The GameStop Shares Story from a UK Perspective
News from the USA is that there is a growing feeling that there has been unfair market manipulation in favour of the large powerful hedge fund managers when amateur investors were restricted from trading in the shares of the American video game chain, GameStop. It has been portrayed as a David and Goliath moment where the small folk are stopped from profiteering at the expense of the large financial giants. There is a cry of unfair market manipulation.
There may be some grounds to warrant such accusations, but perhaps not directed at those intended to be the subject of such claims. The issue of market manipulation is potentially closer to home in that the amateur investors themselves, in rallying their troops through social media, to combine their trading strength against the large financial players could be seen as the offending behaviour which had to be stopped by preventative measures of restriction to bring back some order.
The geographical location of the subject matter is irrelevant; this is a global issue with an ever-increasing number of amateur investors populating online trading communities.
In the UK, any communications to encourage others to invest are strictly controlled. Only those individuals or firms which are authorised by the financial regulator, the Financial Conduct Authority (FCA), are permitted to make such statements. The online chatter from individual amateur investors about trading in GameStop shares or any other types of investment can be seen to be unauthorised investment advice and could land that individual in deep water with the FCA.

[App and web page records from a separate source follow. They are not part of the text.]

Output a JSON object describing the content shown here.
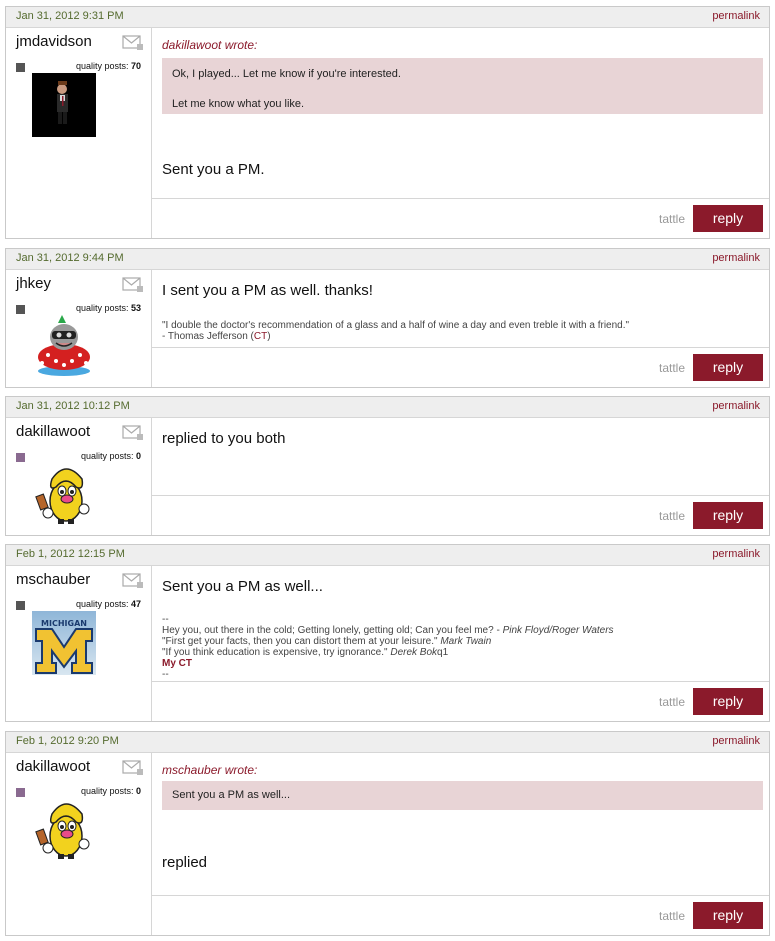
{
  "posts": [
    {
      "date": "Jan 31, 2012 9:31 PM",
      "permalink": "permalink",
      "username": "jmdavidson",
      "quality_label": "quality posts:",
      "quality_count": "70",
      "quote_author": "dakillawoot wrote:",
      "quote_lines": [
        "Ok, I played... Let me know if you're interested.",
        "Let me know what you like."
      ],
      "message": "Sent you a PM.",
      "tattle": "tattle",
      "reply": "reply"
    },
    {
      "date": "Jan 31, 2012 9:44 PM",
      "permalink": "permalink",
      "username": "jhkey",
      "quality_label": "quality posts:",
      "quality_count": "53",
      "message": "I sent you a PM as well. thanks!",
      "sig_quote": "\"I double the doctor's recommendation of a glass and a half of wine a day and even treble it with a friend.\"",
      "sig_author": "- Thomas Jefferson (",
      "sig_ct": "CT",
      "sig_close": ")",
      "tattle": "tattle",
      "reply": "reply"
    },
    {
      "date": "Jan 31, 2012 10:12 PM",
      "permalink": "permalink",
      "username": "dakillawoot",
      "quality_label": "quality posts:",
      "quality_count": "0",
      "message": "replied to you both",
      "tattle": "tattle",
      "reply": "reply"
    },
    {
      "date": "Feb 1, 2012 12:15 PM",
      "permalink": "permalink",
      "username": "mschauber",
      "quality_label": "quality posts:",
      "quality_count": "47",
      "message": "Sent you a PM as well...",
      "sig_dash1": "--",
      "sig_line1": "Hey you, out there in the cold; Getting lonely, getting old; Can you feel me? - ",
      "sig_line1_i": "Pink Floyd/Roger Waters",
      "sig_line2": "\"First get your facts, then you can distort them at your leisure.\" ",
      "sig_line2_i": "Mark Twain",
      "sig_line3": "\"If you think education is expensive, try ignorance.\" ",
      "sig_line3_i": "Derek Bok",
      "sig_line3_tail": "q1",
      "sig_myct": "My CT",
      "sig_dash2": "--",
      "avatar_text": "MICHIGAN",
      "tattle": "tattle",
      "reply": "reply"
    },
    {
      "date": "Feb 1, 2012 9:20 PM",
      "permalink": "permalink",
      "username": "dakillawoot",
      "quality_label": "quality posts:",
      "quality_count": "0",
      "quote_author": "mschauber wrote:",
      "quote_lines": [
        "Sent you a PM as well..."
      ],
      "message": "replied",
      "tattle": "tattle",
      "reply": "reply"
    }
  ],
  "colors": {
    "accent": "#8b1a2b",
    "quote_bg": "#e8d4d6",
    "header_bg": "#eeeeee",
    "date_text": "#556b2f"
  },
  "icons": [
    "mail-icon",
    "avatar-image"
  ]
}
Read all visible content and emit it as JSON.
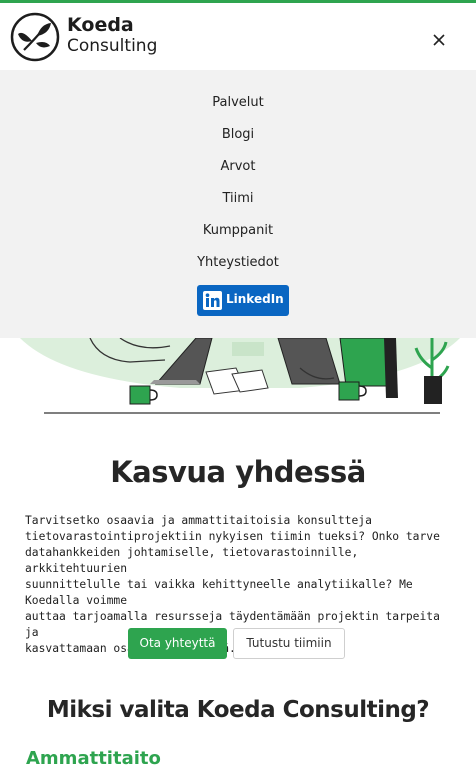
{
  "brand": {
    "name_line1": "Koeda",
    "name_line2": "Consulting",
    "accent_color": "#2ea44f",
    "linkedin_color": "#0a66c2"
  },
  "header": {
    "close_icon": "close-icon"
  },
  "menu": {
    "items": [
      {
        "label": "Palvelut"
      },
      {
        "label": "Blogi"
      },
      {
        "label": "Arvot"
      },
      {
        "label": "Tiimi"
      },
      {
        "label": "Kumppanit"
      },
      {
        "label": "Yhteystiedot"
      }
    ],
    "linkedin": {
      "label": "LinkedIn",
      "icon": "linkedin-icon"
    }
  },
  "hero": {
    "title": "Kasvua yhdessä",
    "text": "Tarvitsetko osaavia ja ammattitaitoisia konsultteja\ntietovarastointiprojektiin nykyisen tiimin tueksi? Onko tarve\ndatahankkeiden johtamiselle, tietovarastoinnille, arkkitehtuurien\nsuunnittelulle tai vaikka kehittyneelle analytiikalle? Me Koedalla voimme\nauttaa tarjoamalla resursseja täydentämään projektin tarpeita ja\nkasvattamaan osaamista yhdessä.",
    "primary_button": "Ota yhteyttä",
    "secondary_button": "Tutustu tiimiin"
  },
  "why": {
    "title": "Miksi valita Koeda Consulting?",
    "first_item": "Ammattitaito"
  }
}
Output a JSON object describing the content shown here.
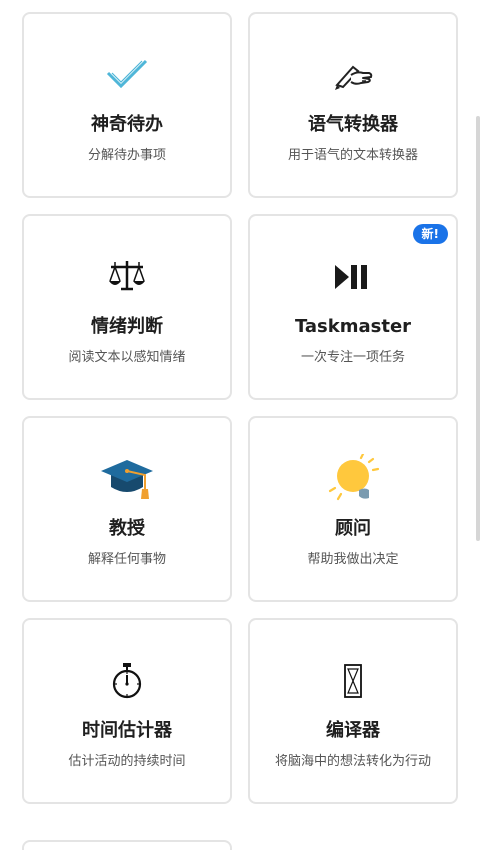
{
  "cards": [
    {
      "title": "神奇待办",
      "description": "分解待办事项",
      "icon": "checkmark-icon",
      "accent": "#4fb6d8"
    },
    {
      "title": "语气转换器",
      "description": "用于语气的文本转换器",
      "icon": "writing-hand-icon"
    },
    {
      "title": "情绪判断",
      "description": "阅读文本以感知情绪",
      "icon": "balance-scale-icon"
    },
    {
      "title": "Taskmaster",
      "description": "一次专注一项任务",
      "icon": "play-pause-icon",
      "badge": "新!",
      "badge_color": "#1a73e8"
    },
    {
      "title": "教授",
      "description": "解释任何事物",
      "icon": "graduation-cap-icon",
      "colors": [
        "#1f5f8b",
        "#f0a030"
      ]
    },
    {
      "title": "顾问",
      "description": "帮助我做出决定",
      "icon": "light-bulb-icon",
      "colors": [
        "#ffc83d",
        "#7a9bb0"
      ]
    },
    {
      "title": "时间估计器",
      "description": "估计活动的持续时间",
      "icon": "stopwatch-icon"
    },
    {
      "title": "编译器",
      "description": "将脑海中的想法转化为行动",
      "icon": "hourglass-icon"
    }
  ]
}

Section 19 of the Financial Services and Markets Act 2000 (FSMA) provides that “a person may not carry on a regulated activity in the UK, or purport to do so, unless that person is authorised or exempt.” An individual who breaches this section will be committing a criminal offence which can result in a prison sentence of up to 2 years.
The FCA has a plethora of enforcement options available to it if it investigates and finds unauthorised activity, ranging from publicising warnings and alerts on its website to consumers on it FCA Warning List, through to awarding restitution orders, freezing funds and criminal prosecution. And it is not afraid to use them. In fact, its reliance on these powers is growing with over 1000 of warnings and alerts published on its website, over £14million awarded by restitution and £7million being frozen within the first ten months of 2020. The number of alerts issued in 2020 is more than a 100% rise on the number of alerts issued in 2019, and the momentum has continued into 2021 with 86 alerts already having been published in January 2021 to date.
The number of reports the FCA receives about unauthorised activity has increased by nearly 20% since lockdown with now on average around 2400 reports per month. It opens between 120 and 200 cases per month as part of its stop and disrupt strategy. The Unauthorised Business Department of the Enforcement & Market Oversight Division of the FCA has never been so busy.
So those amateur traders must be careful before sending that tweet or post in support of any action to arms against the market giants. David may be wanting to slay Goliath but could end up dropping the stone on his foot.
Find out more about Richard Nelson LLP’s FCA expertise.